MIHPF is caretaker for the sail of SSBN 658 Mariano G. Vallejo

The Mare Island Historic Park Foundation Save Our Sail group has taken on the task of raising money in order to fund the construction of a permanent and fitting site for the sail of this historic submarine, built with pride on Mare Island. The proposed location of the SSBN 658 Memorial will be in Building Ways 2 on the East side of the Mare Island Museum…the original construction site of this historical piece of Naval history. The target date for the completion of the Memorial is October 2019, which is a fitting correlation to SSBN 658’s original launch date of October 23, 1965.

Fundraising efforts for Phase Two of the Sail Memorial are currently under way – Visit our Save Our Sail Web site for all the details of how you can contribute to this important program.


MGV sail

The Sail of the Mariano G. Vallejo.
Photo by Tim Baskerville

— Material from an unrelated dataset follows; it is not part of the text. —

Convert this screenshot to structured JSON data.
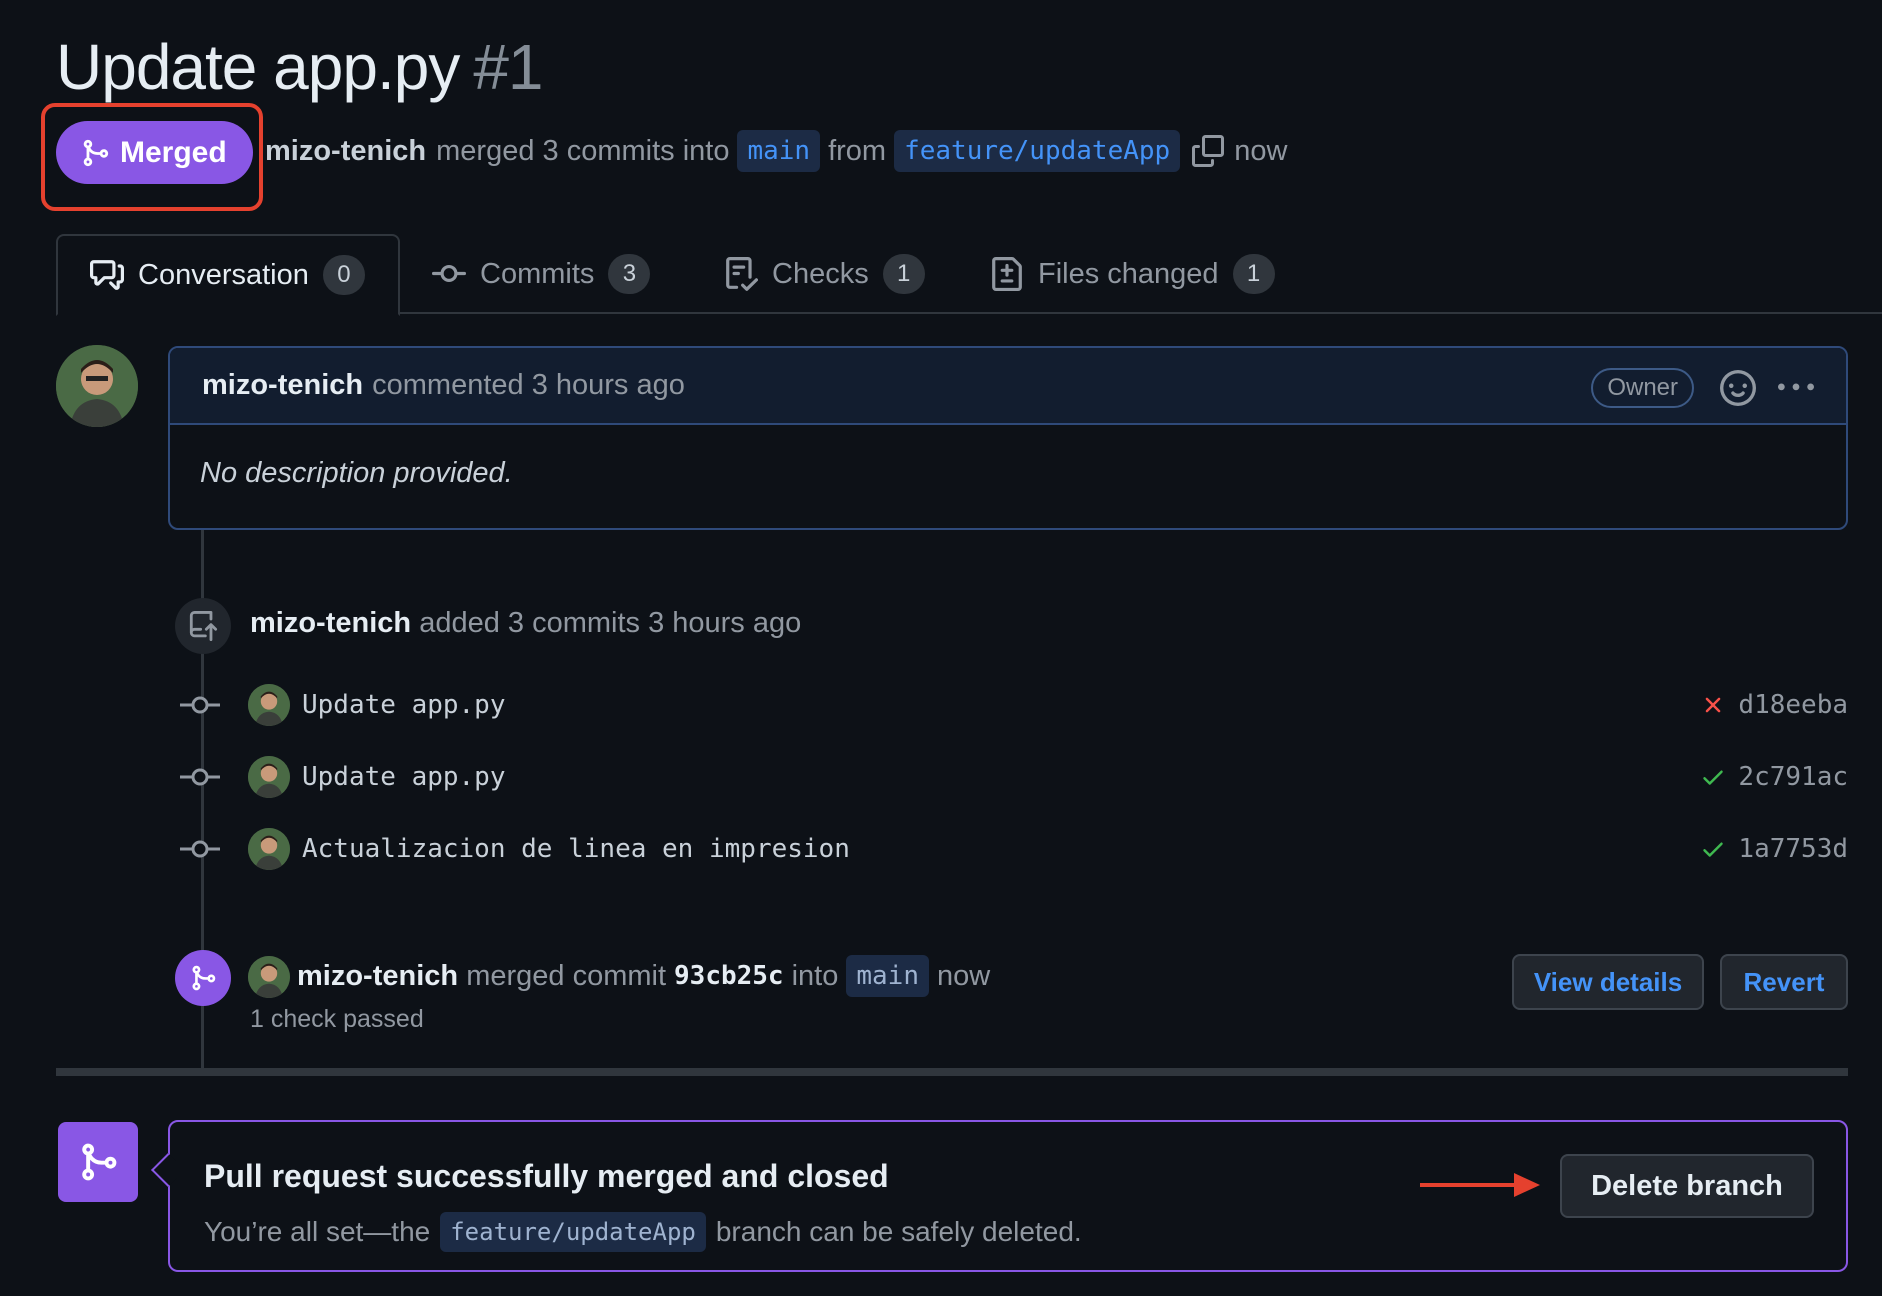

The Mariano G. Vallejo was a nuclear powered ballistic missile submarine, built on Mare Island Naval Shipyard and named after one of California’s first Soldier/Statesmen, Mariano G. Vallejo, a General  in the Mexican army and the Commandante General of Mexico’s Northern Territory. He was also a key advocate of, and played a significant role in obtaining statehood for California in 1850, thus making it the 31st state of the Union. It was through his efforts that our city, which now bears his name, served as the capital of California in 1851 and again in 1853. The contract that authorized the building of the Mariano G. Vallejo (SSBN-658), was awarded by the Navy on 8 August 1963 to Mare Island Naval Shipyard. A keel-laying ceremony took place the following year, 7 July 1964, on Mare Island’s building ways 2, with construction beginning immediately thereafter. After 15 months of around- the-clock work, the SSBN 658 was launched on 23 October 1965 and became the fortieth member of the “Forty-One for Freedom” submarine force. This force of 41 nuclear powered submarines, armed with long range ballistic missiles, was being crafted to serve as a deterrent against the threat of a nuclear war with the Soviet Union. Of the 41 boats that were constructed to make up this force, Mare Island constructed seven of these great vessels starting with the USS Theodore Roosevelt (SSBN 600), and ending with the USS Mariano G. Vallejo. Because Vallejo was the namesake ship, being built in her hometown, the Chamber of Commerce, Shipyard Association, and others contributed money to make her a standout in her class. Discuss the Vallejo with anyone who served aboard, and they will tell you she was a showboat. Every surface was beautifully covered in Formica, chromed, or otherwise made to look exemplary.  If the Vallejo was in-port, and an opportunity arose for senior staff officers to present one of their boats to visiting dignitaries, they always showed-off the Mariano G. Vallejo. Commissioned the following year, on 16 December 1966, the SSBN 658 began conducting a series of shakedown and training exercises along the West Coast of the United States, in the Caribbean Sea, and off the coast of Florida. Upon completion of these exercises, she headed for her assigned home port of Pearl Harbor, Hawaii, passing through the Panama Canal before arriving in Hawaii on 10 April 1967. During the next few months, she continued training exercises and sound trials in the Pacific Ocean, which included a brief trip back to Mare Island Naval Shipyard before sailing back to Pearl Harbor where she became a fully operational unit of Submarine Squadron 15 on 1 August 1967. For the next twenty eight years, during the height of the cold war, the USS Mariano G. Vallejo served as a major deterrent against a Nuclear War with the Soviet Union. It was during that time that she carried out numerous patrols (she actually conducted the 2,500th FBM patrol in April, 1987), exercises and assignments, many of which were classified for security reasons, before finally being both decommissioned and stricken from the Naval Vessel Register on 9 March 1995. Shortly thereafter, with the exception of her sail and a few of her components, she was unceremoniously reduced to scrap metal via the Navy’s Nuclear-Powered Ship and Submarine Recycling Program, conducted at Puget Sound Naval Shipyard in Bremerton, WA near the end of 1995.